Data records for software interfaces
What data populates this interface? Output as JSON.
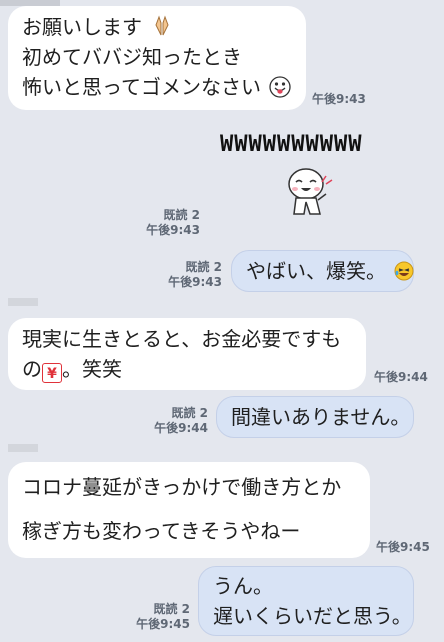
{
  "messages": [
    {
      "id": "m1",
      "dir": "in",
      "lines": [
        "お願いします",
        "初めてババジ知ったとき",
        "怖いと思ってゴメンなさい"
      ],
      "time": "午後9:43"
    },
    {
      "id": "m2",
      "dir": "out",
      "kind": "stamp",
      "text": "WWWWWWWWWW",
      "read": "既読 2",
      "time": "午後9:43"
    },
    {
      "id": "m3",
      "dir": "out",
      "text": "やばい、爆笑。",
      "read": "既読 2",
      "time": "午後9:43"
    },
    {
      "id": "m4",
      "dir": "in",
      "lines": [
        "現実に生きとると、お金必要ですも",
        "の",
        "。笑笑"
      ],
      "time": "午後9:44"
    },
    {
      "id": "m5",
      "dir": "out",
      "text": "間違いありません。",
      "read": "既読 2",
      "time": "午後9:44"
    },
    {
      "id": "m6",
      "dir": "in",
      "lines": [
        "コロナ蔓延がきっかけで働き方とか",
        "稼ぎ方も変わってきそうやねー"
      ],
      "time": "午後9:45"
    },
    {
      "id": "m7",
      "dir": "out",
      "lines": [
        "うん。",
        "遅いくらいだと思う。"
      ],
      "read": "既読 2",
      "time": "午後9:45"
    }
  ],
  "icons": {
    "pray": "pray-emoji",
    "tongue": "tongue-face-emoji",
    "laugh": "laughing-tears-emoji",
    "yen": "yen-emoji",
    "sticker": "laughing-character-sticker"
  },
  "colors": {
    "background": "#e4e7ee",
    "incoming_bubble": "#ffffff",
    "outgoing_bubble": "#d8e3f5",
    "meta_text": "#5f6875"
  }
}
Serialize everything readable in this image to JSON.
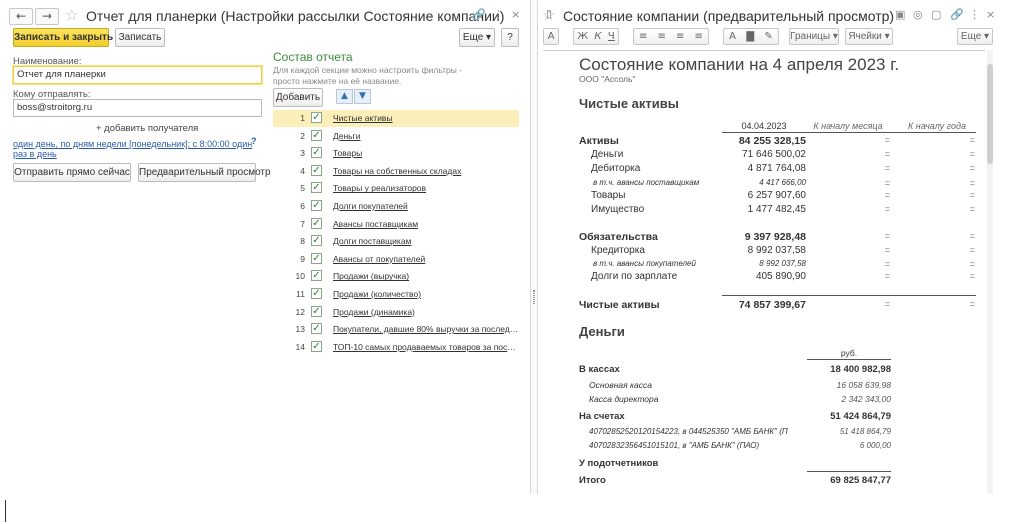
{
  "left": {
    "title": "Отчет для планерки (Настройки рассылки Состояние компании)",
    "save_close": "Записать и закрыть",
    "save": "Записать",
    "more": "Еще",
    "help": "?",
    "name_label": "Наименование:",
    "name_value": "Отчет для планерки",
    "to_label": "Кому отправлять:",
    "to_value": "boss@stroitorg.ru",
    "add_recipient": "+ добавить получателя",
    "schedule": "один день, по дням недели [понедельник]; с 8:00:00 один раз в день",
    "schedule_help": "?",
    "send_now": "Отправить прямо сейчас",
    "preview": "Предварительный просмотр",
    "composition_title": "Состав отчета",
    "composition_hint": "Для каждой секции можно настроить фильтры - просто нажмите на её название.",
    "add": "Добавить",
    "rows": [
      {
        "n": "1",
        "name": "Чистые активы",
        "checked": true
      },
      {
        "n": "2",
        "name": "Деньги",
        "checked": true
      },
      {
        "n": "3",
        "name": "Товары",
        "checked": true
      },
      {
        "n": "4",
        "name": "Товары на собственных складах",
        "checked": true
      },
      {
        "n": "5",
        "name": "Товары у реализаторов",
        "checked": true
      },
      {
        "n": "6",
        "name": "Долги покупателей",
        "checked": true
      },
      {
        "n": "7",
        "name": "Авансы поставщикам",
        "checked": true
      },
      {
        "n": "8",
        "name": "Долги поставщикам",
        "checked": true
      },
      {
        "n": "9",
        "name": "Авансы от покупателей",
        "checked": true
      },
      {
        "n": "10",
        "name": "Продажи (выручка)",
        "checked": true
      },
      {
        "n": "11",
        "name": "Продажи (количество)",
        "checked": true
      },
      {
        "n": "12",
        "name": "Продажи (динамика)",
        "checked": true
      },
      {
        "n": "13",
        "name": "Покупатели, давшие 80% выручки за последни...",
        "checked": true
      },
      {
        "n": "14",
        "name": "ТОП-10 самых продаваемых товаров за послед...",
        "checked": true
      }
    ]
  },
  "right": {
    "title": "Состояние компании (предварительный просмотр)",
    "borders": "Границы",
    "cells": "Ячейки",
    "more": "Еще",
    "report": {
      "title": "Состояние компании на 4 апреля 2023 г.",
      "company": "ООО \"Ассоль\"",
      "net_assets_header": "Чистые активы",
      "col_date": "04.04.2023",
      "col_month": "К началу месяца",
      "col_year": "К началу года",
      "assets": {
        "label": "Активы",
        "value": "84 255 328,15",
        "m": "=",
        "y": "="
      },
      "asset_rows": [
        {
          "label": "Деньги",
          "value": "71 646 500,02",
          "m": "=",
          "y": "=",
          "style": "normal"
        },
        {
          "label": "Дебиторка",
          "value": "4 871 764,08",
          "m": "=",
          "y": "=",
          "style": "normal"
        },
        {
          "label": "в т.ч. авансы поставщикам",
          "value": "4 417 666,00",
          "m": "=",
          "y": "=",
          "style": "italic"
        },
        {
          "label": "Товары",
          "value": "6 257 907,60",
          "m": "=",
          "y": "=",
          "style": "normal"
        },
        {
          "label": "Имущество",
          "value": "1 477 482,45",
          "m": "=",
          "y": "=",
          "style": "normal"
        }
      ],
      "liabilities": {
        "label": "Обязательства",
        "value": "9 397 928,48",
        "m": "=",
        "y": "="
      },
      "liability_rows": [
        {
          "label": "Кредиторка",
          "value": "8 992 037,58",
          "m": "=",
          "y": "=",
          "style": "normal"
        },
        {
          "label": "в т.ч. авансы покупателей",
          "value": "8 992 037,58",
          "m": "=",
          "y": "=",
          "style": "italic"
        },
        {
          "label": "Долги по зарплате",
          "value": "405 890,90",
          "m": "=",
          "y": "=",
          "style": "normal"
        }
      ],
      "net": {
        "label": "Чистые активы",
        "value": "74 857 399,67",
        "m": "=",
        "y": "="
      },
      "money_header": "Деньги",
      "currency": "руб.",
      "cash": {
        "label": "В кассах",
        "value": "18 400 982,98"
      },
      "cash_rows": [
        {
          "label": "Основная касса",
          "value": "16 058 639,98"
        },
        {
          "label": "Касса директора",
          "value": "2 342 343,00"
        }
      ],
      "accounts": {
        "label": "На счетах",
        "value": "51 424 864,79"
      },
      "account_rows": [
        {
          "label": "40702852520120154223, в 044525350 \"АМБ БАНК\" (П",
          "value": "51 418 864,79"
        },
        {
          "label": "40702832356451015101, в \"АМБ БАНК\" (ПАО)",
          "value": "6 000,00"
        }
      ],
      "accountable": {
        "label": "У подотчетников",
        "value": ""
      },
      "total": {
        "label": "Итого",
        "value": "69 825 847,77"
      }
    }
  }
}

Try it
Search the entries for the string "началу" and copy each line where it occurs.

Task response
      "col_month": "К началу месяца",
      "col_year": "К началу года",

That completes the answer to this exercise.